# [TASK DESCRIPTION]
Scan the records below. Copy every line in which the word "JSON" appears.

---- EXTRACTED RECORDS

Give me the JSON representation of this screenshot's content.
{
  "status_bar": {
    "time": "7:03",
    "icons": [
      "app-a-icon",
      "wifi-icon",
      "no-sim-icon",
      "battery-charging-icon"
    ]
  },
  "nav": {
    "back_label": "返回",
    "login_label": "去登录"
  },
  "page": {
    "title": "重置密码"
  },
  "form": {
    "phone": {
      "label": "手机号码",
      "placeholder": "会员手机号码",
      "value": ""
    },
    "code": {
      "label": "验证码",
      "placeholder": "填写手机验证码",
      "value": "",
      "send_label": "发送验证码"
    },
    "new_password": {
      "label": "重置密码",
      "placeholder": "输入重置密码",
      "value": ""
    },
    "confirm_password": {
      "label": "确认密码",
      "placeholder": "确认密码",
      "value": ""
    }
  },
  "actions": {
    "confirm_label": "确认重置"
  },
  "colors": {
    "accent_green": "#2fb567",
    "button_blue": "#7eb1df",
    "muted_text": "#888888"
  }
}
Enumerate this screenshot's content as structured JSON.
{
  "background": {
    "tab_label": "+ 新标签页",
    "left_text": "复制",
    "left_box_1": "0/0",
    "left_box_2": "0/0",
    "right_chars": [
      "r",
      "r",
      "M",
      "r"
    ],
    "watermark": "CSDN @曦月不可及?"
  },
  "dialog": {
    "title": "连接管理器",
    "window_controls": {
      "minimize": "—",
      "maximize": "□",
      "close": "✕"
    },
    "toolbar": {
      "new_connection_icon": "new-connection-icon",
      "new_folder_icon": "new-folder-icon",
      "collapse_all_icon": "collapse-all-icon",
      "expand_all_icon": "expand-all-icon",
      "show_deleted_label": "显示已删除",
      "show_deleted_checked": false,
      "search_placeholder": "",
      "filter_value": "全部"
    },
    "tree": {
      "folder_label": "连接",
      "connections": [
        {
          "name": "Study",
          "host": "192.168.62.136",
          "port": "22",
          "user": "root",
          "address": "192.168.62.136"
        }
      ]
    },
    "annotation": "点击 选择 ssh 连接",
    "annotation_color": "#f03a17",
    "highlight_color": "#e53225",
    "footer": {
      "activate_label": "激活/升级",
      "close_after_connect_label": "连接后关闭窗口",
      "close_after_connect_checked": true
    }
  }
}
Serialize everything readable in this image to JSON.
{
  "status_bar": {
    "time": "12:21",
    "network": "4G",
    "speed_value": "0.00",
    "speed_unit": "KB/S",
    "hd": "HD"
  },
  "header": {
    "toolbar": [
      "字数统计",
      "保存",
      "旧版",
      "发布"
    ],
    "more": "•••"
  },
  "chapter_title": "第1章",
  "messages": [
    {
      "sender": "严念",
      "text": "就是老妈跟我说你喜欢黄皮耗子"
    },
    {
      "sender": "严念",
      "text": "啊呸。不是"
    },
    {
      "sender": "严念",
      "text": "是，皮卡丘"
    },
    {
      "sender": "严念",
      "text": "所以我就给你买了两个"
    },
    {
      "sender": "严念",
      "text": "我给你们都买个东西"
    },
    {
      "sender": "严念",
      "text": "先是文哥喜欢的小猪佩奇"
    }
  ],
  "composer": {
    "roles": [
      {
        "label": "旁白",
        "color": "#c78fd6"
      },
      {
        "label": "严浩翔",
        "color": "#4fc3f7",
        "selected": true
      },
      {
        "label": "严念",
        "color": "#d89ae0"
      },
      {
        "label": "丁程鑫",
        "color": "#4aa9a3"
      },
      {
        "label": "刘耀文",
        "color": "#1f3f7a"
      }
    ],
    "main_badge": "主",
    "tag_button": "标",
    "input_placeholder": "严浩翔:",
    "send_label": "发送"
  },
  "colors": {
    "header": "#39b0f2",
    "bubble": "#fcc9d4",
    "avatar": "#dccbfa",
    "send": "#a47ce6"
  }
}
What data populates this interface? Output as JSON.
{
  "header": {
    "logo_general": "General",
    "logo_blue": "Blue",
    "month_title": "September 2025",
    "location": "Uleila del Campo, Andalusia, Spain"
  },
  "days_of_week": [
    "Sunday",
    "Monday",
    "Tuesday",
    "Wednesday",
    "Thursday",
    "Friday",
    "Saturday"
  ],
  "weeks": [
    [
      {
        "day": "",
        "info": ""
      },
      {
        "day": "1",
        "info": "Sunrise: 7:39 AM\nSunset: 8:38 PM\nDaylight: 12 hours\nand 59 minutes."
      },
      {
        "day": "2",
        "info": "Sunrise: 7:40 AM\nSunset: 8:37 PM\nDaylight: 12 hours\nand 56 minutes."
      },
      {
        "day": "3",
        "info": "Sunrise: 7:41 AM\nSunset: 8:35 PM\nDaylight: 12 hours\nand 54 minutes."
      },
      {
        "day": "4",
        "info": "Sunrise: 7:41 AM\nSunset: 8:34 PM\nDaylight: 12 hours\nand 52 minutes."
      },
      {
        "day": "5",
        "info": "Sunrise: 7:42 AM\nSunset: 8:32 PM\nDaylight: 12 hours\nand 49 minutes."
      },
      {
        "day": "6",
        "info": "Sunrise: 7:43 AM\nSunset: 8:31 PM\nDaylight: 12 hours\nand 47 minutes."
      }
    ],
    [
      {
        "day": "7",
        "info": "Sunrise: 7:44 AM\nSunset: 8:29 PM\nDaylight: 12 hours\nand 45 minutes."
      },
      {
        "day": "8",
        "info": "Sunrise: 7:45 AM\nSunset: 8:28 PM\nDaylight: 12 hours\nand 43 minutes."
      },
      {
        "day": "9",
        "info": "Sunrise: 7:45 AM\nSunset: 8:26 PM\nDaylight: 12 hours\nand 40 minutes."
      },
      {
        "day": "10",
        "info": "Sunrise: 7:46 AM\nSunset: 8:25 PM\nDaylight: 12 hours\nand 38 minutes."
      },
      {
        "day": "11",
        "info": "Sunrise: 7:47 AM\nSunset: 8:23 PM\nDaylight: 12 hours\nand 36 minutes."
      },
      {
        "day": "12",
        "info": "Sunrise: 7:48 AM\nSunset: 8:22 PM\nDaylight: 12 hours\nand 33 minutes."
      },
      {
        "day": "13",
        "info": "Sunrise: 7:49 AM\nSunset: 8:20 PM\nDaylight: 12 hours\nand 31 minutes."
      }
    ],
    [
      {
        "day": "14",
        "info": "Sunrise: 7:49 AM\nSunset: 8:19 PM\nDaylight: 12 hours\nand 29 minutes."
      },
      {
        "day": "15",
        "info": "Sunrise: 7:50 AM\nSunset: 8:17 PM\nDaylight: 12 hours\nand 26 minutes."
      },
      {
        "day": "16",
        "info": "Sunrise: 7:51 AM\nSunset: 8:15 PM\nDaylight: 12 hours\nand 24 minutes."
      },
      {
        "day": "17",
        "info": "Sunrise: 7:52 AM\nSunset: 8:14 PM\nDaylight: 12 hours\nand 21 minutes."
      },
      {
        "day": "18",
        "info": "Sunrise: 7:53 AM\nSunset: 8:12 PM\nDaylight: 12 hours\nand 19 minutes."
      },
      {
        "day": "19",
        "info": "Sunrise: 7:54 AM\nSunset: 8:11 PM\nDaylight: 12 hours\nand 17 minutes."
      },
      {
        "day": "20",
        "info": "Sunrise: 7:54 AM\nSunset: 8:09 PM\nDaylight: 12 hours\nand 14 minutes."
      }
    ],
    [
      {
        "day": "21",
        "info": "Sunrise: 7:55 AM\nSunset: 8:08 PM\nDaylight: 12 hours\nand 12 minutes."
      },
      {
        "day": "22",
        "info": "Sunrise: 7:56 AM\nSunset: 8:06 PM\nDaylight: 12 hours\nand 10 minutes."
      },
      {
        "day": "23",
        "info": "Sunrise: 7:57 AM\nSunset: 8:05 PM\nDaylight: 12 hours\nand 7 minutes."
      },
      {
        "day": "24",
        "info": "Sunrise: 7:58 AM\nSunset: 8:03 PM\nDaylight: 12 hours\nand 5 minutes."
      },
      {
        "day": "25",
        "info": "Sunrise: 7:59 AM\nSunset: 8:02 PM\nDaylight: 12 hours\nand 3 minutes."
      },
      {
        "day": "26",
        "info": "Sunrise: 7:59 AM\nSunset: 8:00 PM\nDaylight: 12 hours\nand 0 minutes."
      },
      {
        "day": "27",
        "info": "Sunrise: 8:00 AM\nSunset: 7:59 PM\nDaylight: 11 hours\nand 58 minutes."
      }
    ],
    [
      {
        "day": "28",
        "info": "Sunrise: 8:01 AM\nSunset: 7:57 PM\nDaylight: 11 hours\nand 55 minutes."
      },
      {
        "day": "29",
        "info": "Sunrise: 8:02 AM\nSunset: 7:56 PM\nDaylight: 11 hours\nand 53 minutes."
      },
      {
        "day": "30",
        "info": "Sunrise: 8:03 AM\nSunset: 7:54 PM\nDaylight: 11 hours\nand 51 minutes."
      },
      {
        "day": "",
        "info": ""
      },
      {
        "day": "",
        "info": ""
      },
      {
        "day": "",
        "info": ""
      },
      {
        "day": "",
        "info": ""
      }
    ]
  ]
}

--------

# [EXERCISE RESULT]
Give me the JSON representation of this screenshot's content.
Enumerate this screenshot's content as structured JSON.
Serialize everything readable in this image to JSON.
What data populates this interface? Output as JSON.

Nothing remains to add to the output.